What is the issue?
Collision between birds and planes is an issue that airports and air transportation agencies have been taking very seriously for some time now. These collisions between planes and birds are estimated to account for a small percentage of all bird deaths per year. The concern is largely that bird collisions with planes can compromise air travel safety.
Bird and other wildlife strikes to aircraft are estimated to cause over $900 million in damage to U.S. civil and military aircraft annually. Furthermore, these strikes put the lives of aircraft crew members and their passengers at risk: over 250 people have been killed worldwide as a result of wildlife strikes since 1988.
To help track and analyze wildlife strike incidents, including but not limited to bird strikes, throughout the United States, the Federal Aviation Administration (FAA) has developed a Wildlife Strike Report Database. From 1990 to 2013, 142,675 wildlife strikes were reported, 97 percent of which were birds.
According to Bird Strike Committee USA, an organization that strives to reduce bird and other wildlife hazards to aircraft, three types of birds represent 75 percent of all reported bird strikes: waterfowl (31 percent), gulls (26 percent) and raptors (18 percent).
Why does this happen?
It goes without saying that birds and aircraft share our nation’s airspace, and the risk of collision with birds is a reality that needs to be taken seriously – especially with the increase in both the populations of large birds and aircraft traffic. Because planes fly at such high speed, the damage from collision with birds, especially large birds, or group of birds that enter an engine or windshield, can be devastating. Although collisions between birds and airplanes can occur at any time, the majority are relatively low altitudes during take-off and landing. During flight, many planes, especially commercial jets, fly at higher altitudes than birds.
What are some solutions?
Airports implement a number of solutions to minimize risk of bird collisions with airplanes. The details of these are found in the FAA/APHIS Handbook "Wildlife Hazard Management at Airports: A Manual for Airport Personnel"
The overarching strategies in this Handbook are:
- Modification of aircraft flight schedules – Flight times can be altered to avoid periods when bird activity is known to be high and could be a threat. However, this strategy is typically not a practical option at large commercial airports.
- Habitat management – Changing the habitat around the airport to make it less attractive to birds that might pose a hazard may include reducing bird attractants like perches, carcasses, attractive habitat, and food sources. The Transportation Research Board (TRB) has developed a guidance document, TRB’s Airport Cooperative Research Program (ACRP) Synthesis 52: Habitat Management to Deter Wildlife at Airports to assist airport personnel in implementing effective habitat management measures to reduce bird collisions.

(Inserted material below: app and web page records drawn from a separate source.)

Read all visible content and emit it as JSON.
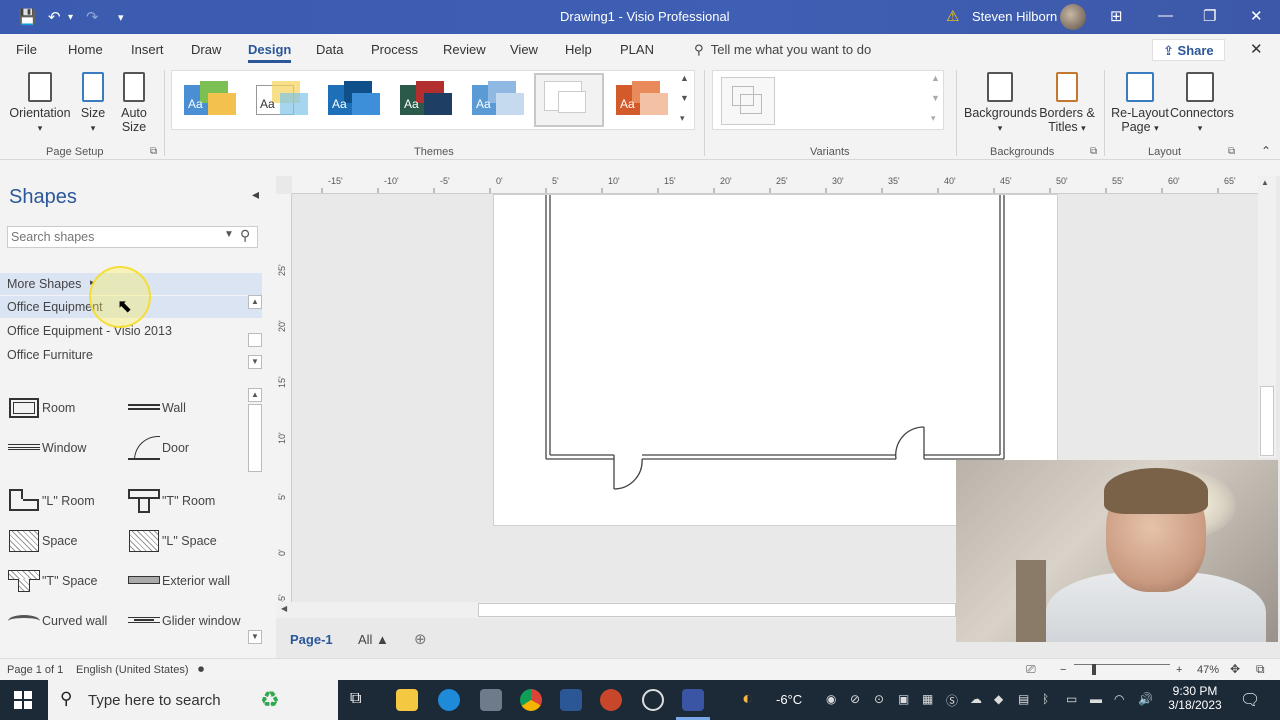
{
  "window": {
    "title": "Drawing1  -  Visio Professional",
    "user": "Steven Hilborn",
    "minimize": "—",
    "restore": "❐",
    "close": "✕",
    "ribbon_display": "⊞"
  },
  "quick_access": {
    "save_icon": "💾",
    "undo_icon": "↶",
    "redo_icon": "↷",
    "customize_icon": "▾"
  },
  "menu": {
    "tabs": [
      "File",
      "Home",
      "Insert",
      "Draw",
      "Design",
      "Data",
      "Process",
      "Review",
      "View",
      "Help",
      "PLAN"
    ],
    "active_tab": "Design",
    "tell_me": "Tell me what you want to do",
    "share": "Share"
  },
  "ribbon": {
    "page_setup": {
      "orientation": "Orientation",
      "size": "Size",
      "auto_size": "Auto Size",
      "label": "Page Setup"
    },
    "themes": {
      "label": "Themes",
      "items": [
        {
          "text": "Aa",
          "a": "#4a8fd4",
          "b": "#7cbf53",
          "c": "#f2c14e"
        },
        {
          "text": "Aa",
          "a": "#ffffff",
          "b": "#f5d35a",
          "c": "#7fc3e8"
        },
        {
          "text": "Aa",
          "a": "#1d6fb8",
          "b": "#0f4f8a",
          "c": "#3c8fd8"
        },
        {
          "text": "Aa",
          "a": "#2b5a4a",
          "b": "#b32f2f",
          "c": "#1e3f63"
        },
        {
          "text": "Aa",
          "a": "#5b9bd5",
          "b": "#8fb8e2",
          "c": "#c5d9ef"
        },
        {
          "text": "",
          "a": "#ffffff",
          "b": "#ffffff",
          "c": "#ffffff"
        },
        {
          "text": "Aa",
          "a": "#d25a2b",
          "b": "#e88a5a",
          "c": "#f3c1a3"
        }
      ]
    },
    "variants": {
      "label": "Variants"
    },
    "backgrounds": {
      "backgrounds": "Backgrounds",
      "borders_titles": "Borders & Titles",
      "label": "Backgrounds"
    },
    "layout": {
      "relayout": "Re-Layout Page",
      "connectors": "Connectors",
      "label": "Layout"
    }
  },
  "shapes_pane": {
    "title": "Shapes",
    "search_placeholder": "Search shapes",
    "stencils": [
      "More Shapes",
      "Office Equipment",
      "Office Equipment - Visio 2013",
      "Office Furniture"
    ],
    "shapes": [
      {
        "label": "Room"
      },
      {
        "label": "Wall"
      },
      {
        "label": "Window"
      },
      {
        "label": "Door"
      },
      {
        "label": "\"L\" Room"
      },
      {
        "label": "\"T\" Room"
      },
      {
        "label": "Space"
      },
      {
        "label": "\"L\" Space"
      },
      {
        "label": "\"T\" Space"
      },
      {
        "label": "Exterior wall"
      },
      {
        "label": "Curved wall"
      },
      {
        "label": "Glider window"
      }
    ]
  },
  "rulers": {
    "h_ticks": [
      "-15'",
      "-10'",
      "-5'",
      "0'",
      "5'",
      "10'",
      "15'",
      "20'",
      "25'",
      "30'",
      "35'",
      "40'",
      "45'",
      "50'",
      "55'",
      "60'",
      "65'"
    ],
    "v_ticks": [
      "25'",
      "20'",
      "15'",
      "10'",
      "5'",
      "0'",
      "-5'"
    ]
  },
  "page_tabs": {
    "current": "Page-1",
    "all": "All ▲",
    "add": "⊕"
  },
  "status": {
    "page": "Page 1 of 1",
    "language": "English (United States)",
    "zoom": "47%"
  },
  "taskbar": {
    "search": "Type here to search",
    "weather": "-6°C",
    "time": "9:30 PM",
    "date": "3/18/2023"
  },
  "colors": {
    "accent": "#2b579a",
    "titlebar": "#3e5fb4",
    "taskbar": "#1c2a38"
  }
}
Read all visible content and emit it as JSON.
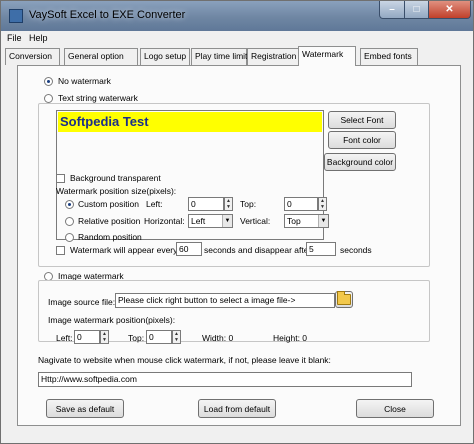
{
  "window": {
    "title": "VaySoft Excel to EXE Converter"
  },
  "menu": [
    "File",
    "Help"
  ],
  "tabs": [
    "Conversion",
    "General option",
    "Logo setup",
    "Play time limit",
    "Registration",
    "Watermark",
    "Embed fonts"
  ],
  "watermark": {
    "no_watermark_label": "No watermark",
    "text_watermark_label": "Text string waterwark",
    "text_value": "Softpedia Test",
    "select_font_label": "Select Font",
    "font_color_label": "Font color",
    "background_color_label": "Background color",
    "background_transparent_label": "Background transparent",
    "position_size_label": "Watermark position size(pixels):",
    "custom_position_label": "Custom position",
    "left_label": "Left:",
    "left_value": "0",
    "top_label": "Top:",
    "top_value": "0",
    "relative_position_label": "Relative position",
    "horizontal_label": "Horizontal:",
    "horizontal_value": "Left",
    "vertical_label": "Vertical:",
    "vertical_value": "Top",
    "random_position_label": "Random position",
    "appear_every_label": "Watermark will appear every",
    "appear_every_value": "60",
    "seconds_disappear_label": "seconds and disappear after",
    "disappear_after_value": "5",
    "seconds_label": "seconds"
  },
  "image_watermark": {
    "label": "Image watermark",
    "source_file_label": "Image source file:",
    "source_file_value": "Please click right button to select a image file->",
    "position_label": "Image watermark position(pixels):",
    "left_label": "Left:",
    "left_value": "0",
    "top_label": "Top:",
    "top_value": "0",
    "width_text": "Width: 0",
    "height_text": "Height: 0"
  },
  "navigate": {
    "label": "Nagivate to website when mouse click watermark, if not, please leave it blank:",
    "url_value": "Http://www.softpedia.com"
  },
  "buttons": {
    "save_default": "Save as default",
    "load_default": "Load from default",
    "close": "Close"
  }
}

- Bird hazing – Non-lethal measures such as repellants or harassment techniques may include chasing birds away with dogs or falcons or playing loud sounds.
- Bird removal – In some cases, physical bird removal is the best option, especially when birds are nesting in the vicinity of an airport. For instance in the case of eagles, many airports work with the U.S. Fish & Wildlife Service to obtain a migratory bird permit to re-locate nests that pose a potential risk.
- Lethal control – At times, lethal removal of birds may be necessary. This can be done by obtaining a migratory bird permit from the U.S. Fish & Wildlife Service, and is often employed for species, such as Canada Geese, which occur in large aggregations and are difficult to remove by hazing or other tactics.
Radar and risk tools can also help pilots spot and avoid potential bird hazards. For instance, Doppler weather radar is being increasingly used to spot bird activity along flight routes. In fact, radar has been used as a secondary layer along with modeled bird survey data to implement the Avian Hazard Advisory System (AHAS) that pilots use to evaluate potential flight collision risk in a given area.
The United States Department of Agriculture, Animal Plant Health Inspection Service’s (USDA-APHIS) Wildlife Services division plays a key role in helping to minimize human-avian interactions at airports by developing management tools to reduce bird strike hazards, and providing Wildlife Services biologists, airport personnel, and FAA officials with information on the latest strategies for controlling wildlife hazards.